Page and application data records
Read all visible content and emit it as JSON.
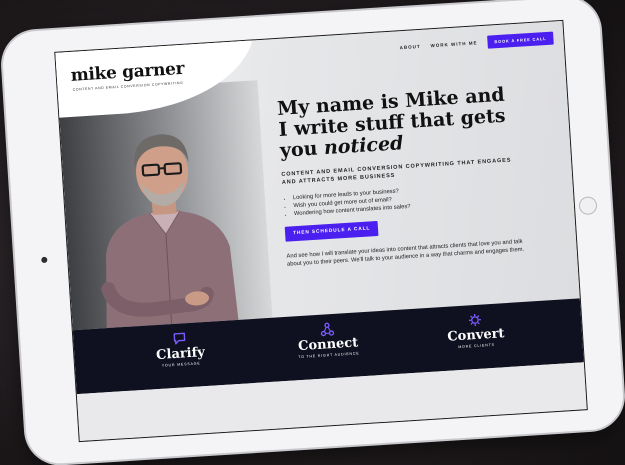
{
  "site": {
    "logo": "mike garner",
    "tagline": "CONTENT AND EMAIL CONVERSION COPYWRITING"
  },
  "nav": {
    "about": "ABOUT",
    "work_with_me": "WORK WITH ME",
    "cta": "BOOK A FREE CALL"
  },
  "hero": {
    "headline_line1": "My name is Mike and",
    "headline_line2": "I write stuff that gets",
    "headline_line3_prefix": "you ",
    "headline_line3_em": "noticed",
    "subhead": "CONTENT AND EMAIL CONVERSION COPYWRITING THAT ENGAGES AND ATTRACTS MORE BUSINESS",
    "bullets": [
      "Looking for more leads to your business?",
      "Wish you could get more out of email?",
      "Wondering how content translates into sales?"
    ],
    "cta": "THEN SCHEDULE A CALL",
    "paragraph": "And see how I will translate your ideas into content that attracts clients that love you and talk about you to their peers. We'll talk to your audience in a way that charms and engages them."
  },
  "pillars": [
    {
      "icon": "chat-bubble-icon",
      "title": "Clarify",
      "sub": "YOUR MESSAGE"
    },
    {
      "icon": "network-icon",
      "title": "Connect",
      "sub": "TO THE RIGHT AUDIENCE"
    },
    {
      "icon": "gear-icon",
      "title": "Convert",
      "sub": "MORE CLIENTS"
    }
  ],
  "colors": {
    "accent": "#4a1ff0",
    "band": "#0f1020"
  }
}
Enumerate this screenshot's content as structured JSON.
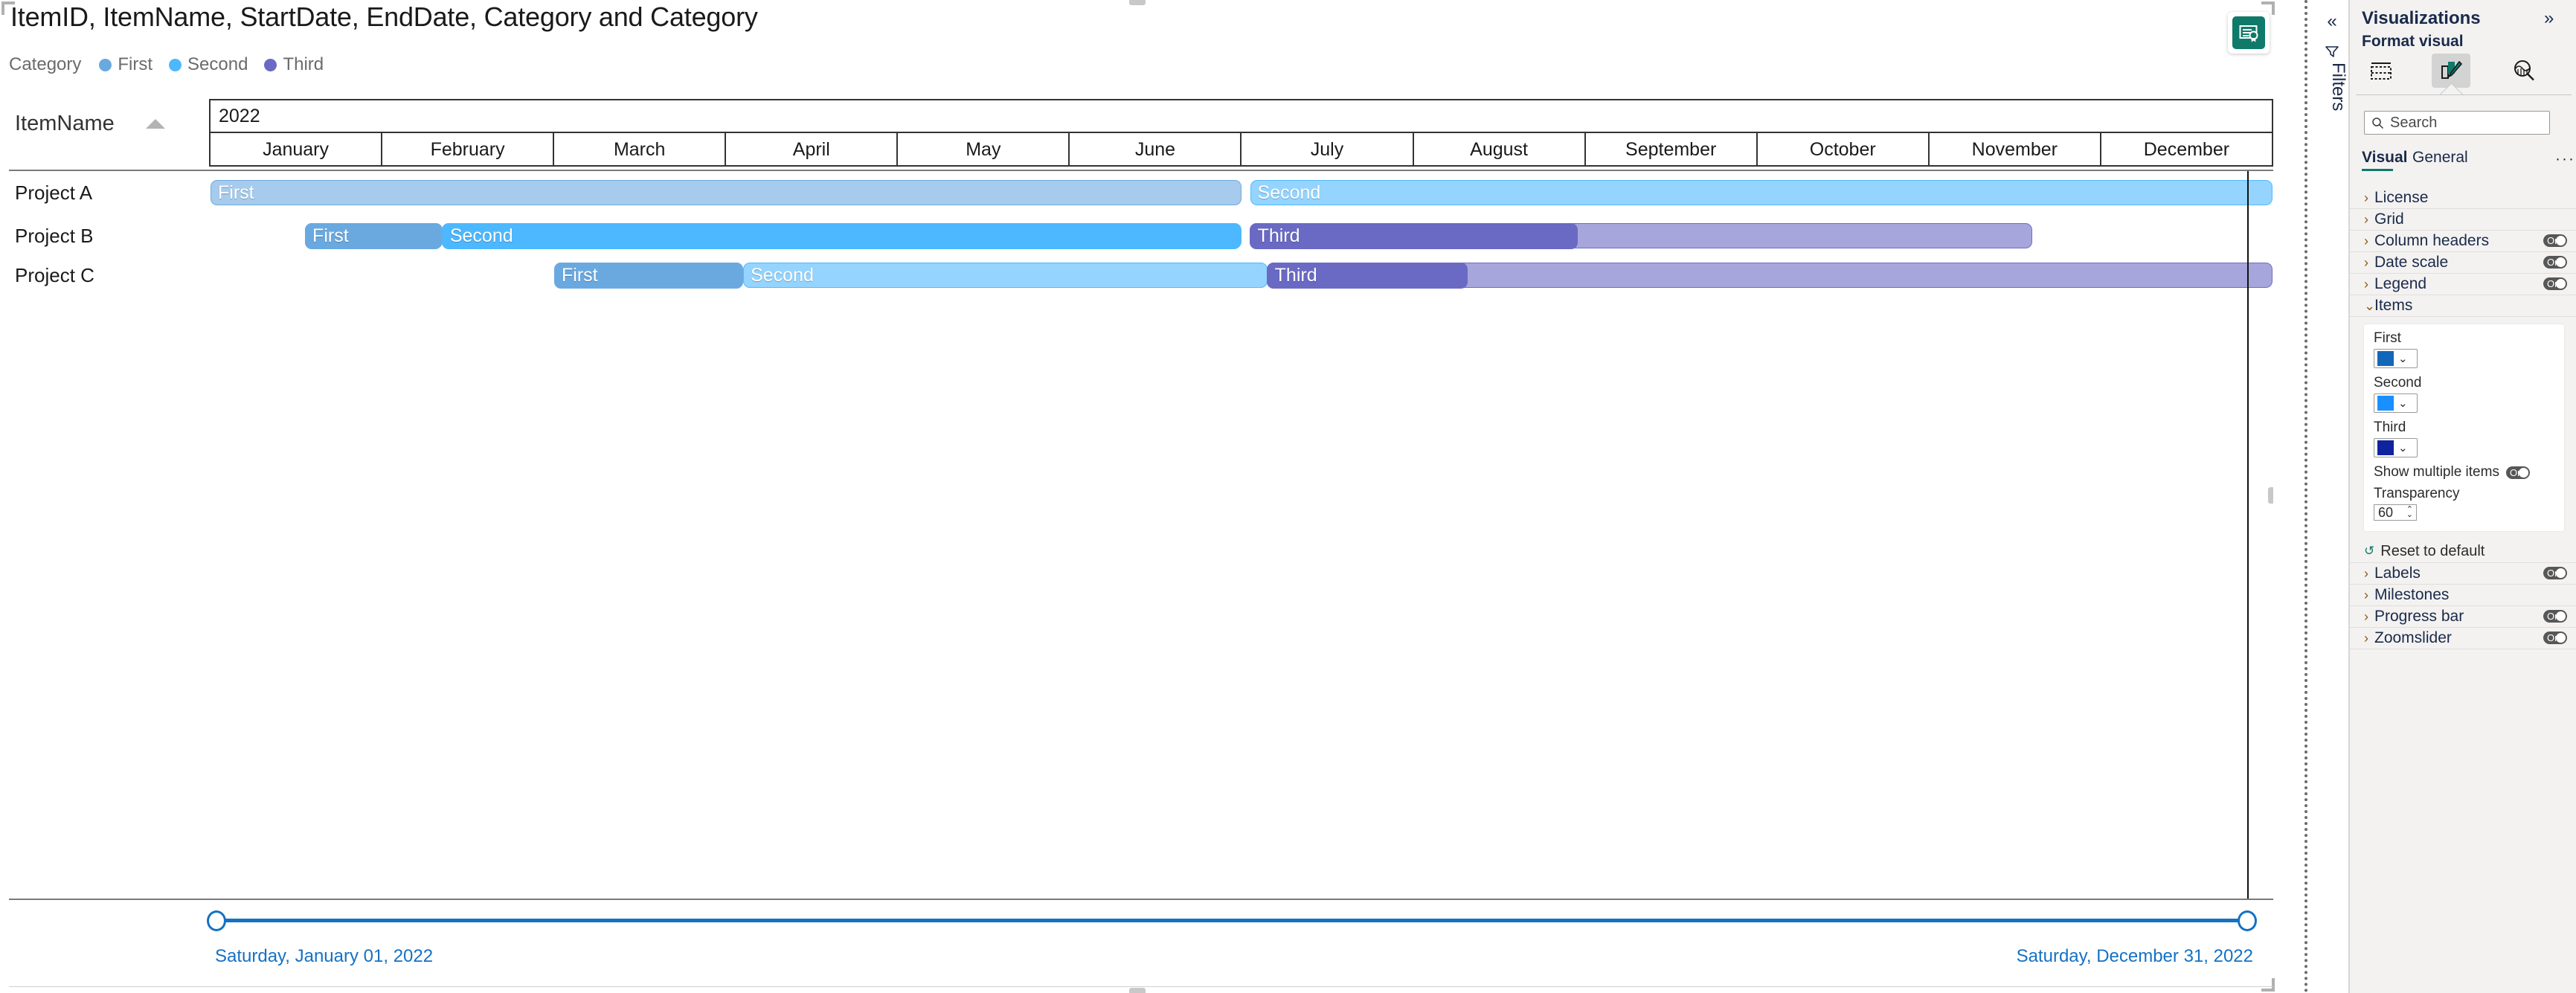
{
  "visual": {
    "title": "ItemID, ItemName, StartDate, EndDate, Category and Category",
    "certified_icon": "certified-visual-icon",
    "legend": {
      "title": "Category",
      "items": [
        {
          "label": "First",
          "color": "#6aa9e0"
        },
        {
          "label": "Second",
          "color": "#4db8ff"
        },
        {
          "label": "Third",
          "color": "#6a6ac4"
        }
      ]
    },
    "task_column": {
      "header": "ItemName",
      "sort_icon": "sort-ascending-icon"
    },
    "scale": {
      "year": "2022",
      "months": [
        "January",
        "February",
        "March",
        "April",
        "May",
        "June",
        "July",
        "August",
        "September",
        "October",
        "November",
        "December"
      ]
    },
    "zoomslider": {
      "start_label": "Saturday, January 01, 2022",
      "end_label": "Saturday, December 31, 2022",
      "track_color": "#1571c4"
    }
  },
  "chart_data": {
    "type": "bar",
    "title": "ItemID, ItemName, StartDate, EndDate, Category and Category",
    "subtype": "gantt",
    "axis_start": "2022-01-01",
    "axis_end": "2022-12-31",
    "xlabel": "2022",
    "ylabel": "ItemName",
    "categories": [
      "Project A",
      "Project B",
      "Project C"
    ],
    "legend": [
      "First",
      "Second",
      "Third"
    ],
    "legend_position": "top",
    "grid": true,
    "series": [
      {
        "name": "Project A",
        "tasks": [
          {
            "label": "First",
            "category": "First",
            "start_month": 0.0,
            "end_month": 6.0,
            "color": "#6aa9e0",
            "opacity": 0.6
          },
          {
            "label": "Second",
            "category": "Second",
            "start_month": 6.05,
            "end_month": 12.0,
            "color": "#4db8ff",
            "opacity": 0.6
          }
        ]
      },
      {
        "name": "Project B",
        "tasks": [
          {
            "label": "First",
            "category": "First",
            "start_month": 0.55,
            "end_month": 1.35,
            "color": "#6aa9e0",
            "opacity": 0.6
          },
          {
            "label": "Second",
            "category": "Second",
            "start_month": 1.35,
            "end_month": 6.0,
            "color": "#4db8ff",
            "opacity": 0.6
          },
          {
            "label": "Third",
            "category": "Third",
            "start_month": 6.05,
            "end_month": 10.6,
            "color": "#6a6ac4",
            "opacity": 0.6
          }
        ]
      },
      {
        "name": "Project C",
        "tasks": [
          {
            "label": "First",
            "category": "First",
            "start_month": 2.0,
            "end_month": 3.1,
            "color": "#6aa9e0",
            "opacity": 0.6
          },
          {
            "label": "Second",
            "category": "Second",
            "start_month": 3.1,
            "end_month": 6.15,
            "color": "#4db8ff",
            "opacity": 0.6
          },
          {
            "label": "Third",
            "category": "Third",
            "start_month": 6.15,
            "end_month": 12.0,
            "color": "#6a6ac4",
            "opacity": 0.6
          }
        ]
      }
    ],
    "progress": [
      {
        "series": "Project A",
        "task": 0,
        "fraction": 0.0
      },
      {
        "series": "Project A",
        "task": 1,
        "fraction": 0.0
      },
      {
        "series": "Project B",
        "task": 0,
        "fraction": 1.0
      },
      {
        "series": "Project B",
        "task": 1,
        "fraction": 1.0
      },
      {
        "series": "Project B",
        "task": 2,
        "fraction": 0.42
      },
      {
        "series": "Project C",
        "task": 0,
        "fraction": 1.0
      },
      {
        "series": "Project C",
        "task": 1,
        "fraction": 0.0
      },
      {
        "series": "Project C",
        "task": 2,
        "fraction": 0.2
      }
    ]
  },
  "filters_rail": {
    "collapse_icon": "chevrons-left-icon",
    "filter_icon": "filter-icon",
    "label": "Filters"
  },
  "viz_pane": {
    "title": "Visualizations",
    "expand_icon": "chevrons-right-icon",
    "subtitle": "Format visual",
    "tab_icons": [
      {
        "name": "fields-icon",
        "selected": false
      },
      {
        "name": "format-paint-icon",
        "selected": true
      },
      {
        "name": "analytics-icon",
        "selected": false
      }
    ],
    "search": {
      "placeholder": "Search",
      "icon": "search-icon"
    },
    "tabs": [
      {
        "label": "Visual",
        "active": true
      },
      {
        "label": "General",
        "active": false
      }
    ],
    "tabs_more": "···",
    "accent": "#0f7a69",
    "sections": [
      {
        "label": "License",
        "expanded": false,
        "toggle": null
      },
      {
        "label": "Grid",
        "expanded": false,
        "toggle": null
      },
      {
        "label": "Column headers",
        "expanded": false,
        "toggle": "On"
      },
      {
        "label": "Date scale",
        "expanded": false,
        "toggle": "On"
      },
      {
        "label": "Legend",
        "expanded": false,
        "toggle": "On"
      }
    ],
    "items_section": {
      "label": "Items",
      "expanded": true,
      "colors": [
        {
          "label": "First",
          "value": "#1267b8"
        },
        {
          "label": "Second",
          "value": "#1890ff"
        },
        {
          "label": "Third",
          "value": "#10239e"
        }
      ],
      "show_multiple_items": {
        "label": "Show multiple items",
        "toggle": "On"
      },
      "transparency": {
        "label": "Transparency",
        "value": "60"
      }
    },
    "reset": {
      "label": "Reset to default",
      "icon": "reset-icon"
    },
    "sections_after": [
      {
        "label": "Labels",
        "expanded": false,
        "toggle": "On"
      },
      {
        "label": "Milestones",
        "expanded": false,
        "toggle": null
      },
      {
        "label": "Progress bar",
        "expanded": false,
        "toggle": "On"
      },
      {
        "label": "Zoomslider",
        "expanded": false,
        "toggle": "On"
      }
    ]
  }
}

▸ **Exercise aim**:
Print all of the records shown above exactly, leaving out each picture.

▸ **Written solution**:
Read all visible content and emit it as JSON.
{
  "site": {
    "logo": "mike garner",
    "tagline": "CONTENT AND EMAIL CONVERSION COPYWRITING"
  },
  "nav": {
    "about": "ABOUT",
    "work_with_me": "WORK WITH ME",
    "cta": "BOOK A FREE CALL"
  },
  "hero": {
    "headline_line1": "My name is Mike and",
    "headline_line2": "I write stuff that gets",
    "headline_line3_prefix": "you ",
    "headline_line3_em": "noticed",
    "subhead": "CONTENT AND EMAIL CONVERSION COPYWRITING THAT ENGAGES AND ATTRACTS MORE BUSINESS",
    "bullets": [
      "Looking for more leads to your business?",
      "Wish you could get more out of email?",
      "Wondering how content translates into sales?"
    ],
    "cta": "THEN SCHEDULE A CALL",
    "paragraph": "And see how I will translate your ideas into content that attracts clients that love you and talk about you to their peers. We'll talk to your audience in a way that charms and engages them."
  },
  "pillars": [
    {
      "icon": "chat-bubble-icon",
      "title": "Clarify",
      "sub": "YOUR MESSAGE"
    },
    {
      "icon": "network-icon",
      "title": "Connect",
      "sub": "TO THE RIGHT AUDIENCE"
    },
    {
      "icon": "gear-icon",
      "title": "Convert",
      "sub": "MORE CLIENTS"
    }
  ],
  "colors": {
    "accent": "#4a1ff0",
    "band": "#0f1020"
  }
}
Enumerate this screenshot's content as structured JSON.
{
  "visual": {
    "title": "ItemID, ItemName, StartDate, EndDate, Category and Category",
    "certified_icon": "certified-visual-icon",
    "legend": {
      "title": "Category",
      "items": [
        {
          "label": "First",
          "color": "#6aa9e0"
        },
        {
          "label": "Second",
          "color": "#4db8ff"
        },
        {
          "label": "Third",
          "color": "#6a6ac4"
        }
      ]
    },
    "task_column": {
      "header": "ItemName",
      "sort_icon": "sort-ascending-icon"
    },
    "scale": {
      "year": "2022",
      "months": [
        "January",
        "February",
        "March",
        "April",
        "May",
        "June",
        "July",
        "August",
        "September",
        "October",
        "November",
        "December"
      ]
    },
    "zoomslider": {
      "start_label": "Saturday, January 01, 2022",
      "end_label": "Saturday, December 31, 2022",
      "track_color": "#1571c4"
    }
  },
  "chart_data": {
    "type": "bar",
    "title": "ItemID, ItemName, StartDate, EndDate, Category and Category",
    "subtype": "gantt",
    "axis_start": "2022-01-01",
    "axis_end": "2022-12-31",
    "xlabel": "2022",
    "ylabel": "ItemName",
    "categories": [
      "Project A",
      "Project B",
      "Project C"
    ],
    "legend": [
      "First",
      "Second",
      "Third"
    ],
    "legend_position": "top",
    "grid": true,
    "series": [
      {
        "name": "Project A",
        "tasks": [
          {
            "label": "First",
            "category": "First",
            "start_month": 0.0,
            "end_month": 6.0,
            "color": "#6aa9e0",
            "opacity": 0.6
          },
          {
            "label": "Second",
            "category": "Second",
            "start_month": 6.05,
            "end_month": 12.0,
            "color": "#4db8ff",
            "opacity": 0.6
          }
        ]
      },
      {
        "name": "Project B",
        "tasks": [
          {
            "label": "First",
            "category": "First",
            "start_month": 0.55,
            "end_month": 1.35,
            "color": "#6aa9e0",
            "opacity": 0.6
          },
          {
            "label": "Second",
            "category": "Second",
            "start_month": 1.35,
            "end_month": 6.0,
            "color": "#4db8ff",
            "opacity": 0.6
          },
          {
            "label": "Third",
            "category": "Third",
            "start_month": 6.05,
            "end_month": 10.6,
            "color": "#6a6ac4",
            "opacity": 0.6
          }
        ]
      },
      {
        "name": "Project C",
        "tasks": [
          {
            "label": "First",
            "category": "First",
            "start_month": 2.0,
            "end_month": 3.1,
            "color": "#6aa9e0",
            "opacity": 0.6
          },
          {
            "label": "Second",
            "category": "Second",
            "start_month": 3.1,
            "end_month": 6.15,
            "color": "#4db8ff",
            "opacity": 0.6
          },
          {
            "label": "Third",
            "category": "Third",
            "start_month": 6.15,
            "end_month": 12.0,
            "color": "#6a6ac4",
            "opacity": 0.6
          }
        ]
      }
    ],
    "progress": [
      {
        "series": "Project A",
        "task": 0,
        "fraction": 0.0
      },
      {
        "series": "Project A",
        "task": 1,
        "fraction": 0.0
      },
      {
        "series": "Project B",
        "task": 0,
        "fraction": 1.0
      },
      {
        "series": "Project B",
        "task": 1,
        "fraction": 1.0
      },
      {
        "series": "Project B",
        "task": 2,
        "fraction": 0.42
      },
      {
        "series": "Project C",
        "task": 0,
        "fraction": 1.0
      },
      {
        "series": "Project C",
        "task": 1,
        "fraction": 0.0
      },
      {
        "series": "Project C",
        "task": 2,
        "fraction": 0.2
      }
    ]
  },
  "filters_rail": {
    "collapse_icon": "chevrons-left-icon",
    "filter_icon": "filter-icon",
    "label": "Filters"
  },
  "viz_pane": {
    "title": "Visualizations",
    "expand_icon": "chevrons-right-icon",
    "subtitle": "Format visual",
    "tab_icons": [
      {
        "name": "fields-icon",
        "selected": false
      },
      {
        "name": "format-paint-icon",
        "selected": true
      },
      {
        "name": "analytics-icon",
        "selected": false
      }
    ],
    "search": {
      "placeholder": "Search",
      "icon": "search-icon"
    },
    "tabs": [
      {
        "label": "Visual",
        "active": true
      },
      {
        "label": "General",
        "active": false
      }
    ],
    "tabs_more": "···",
    "accent": "#0f7a69",
    "sections": [
      {
        "label": "License",
        "expanded": false,
        "toggle": null
      },
      {
        "label": "Grid",
        "expanded": false,
        "toggle": null
      },
      {
        "label": "Column headers",
        "expanded": false,
        "toggle": "On"
      },
      {
        "label": "Date scale",
        "expanded": false,
        "toggle": "On"
      },
      {
        "label": "Legend",
        "expanded": false,
        "toggle": "On"
      }
    ],
    "items_section": {
      "label": "Items",
      "expanded": true,
      "colors": [
        {
          "label": "First",
          "value": "#1267b8"
        },
        {
          "label": "Second",
          "value": "#1890ff"
        },
        {
          "label": "Third",
          "value": "#10239e"
        }
      ],
      "show_multiple_items": {
        "label": "Show multiple items",
        "toggle": "On"
      },
      "transparency": {
        "label": "Transparency",
        "value": "60"
      }
    },
    "reset": {
      "label": "Reset to default",
      "icon": "reset-icon"
    },
    "sections_after": [
      {
        "label": "Labels",
        "expanded": false,
        "toggle": "On"
      },
      {
        "label": "Milestones",
        "expanded": false,
        "toggle": null
      },
      {
        "label": "Progress bar",
        "expanded": false,
        "toggle": "On"
      },
      {
        "label": "Zoomslider",
        "expanded": false,
        "toggle": "On"
      }
    ]
  }
}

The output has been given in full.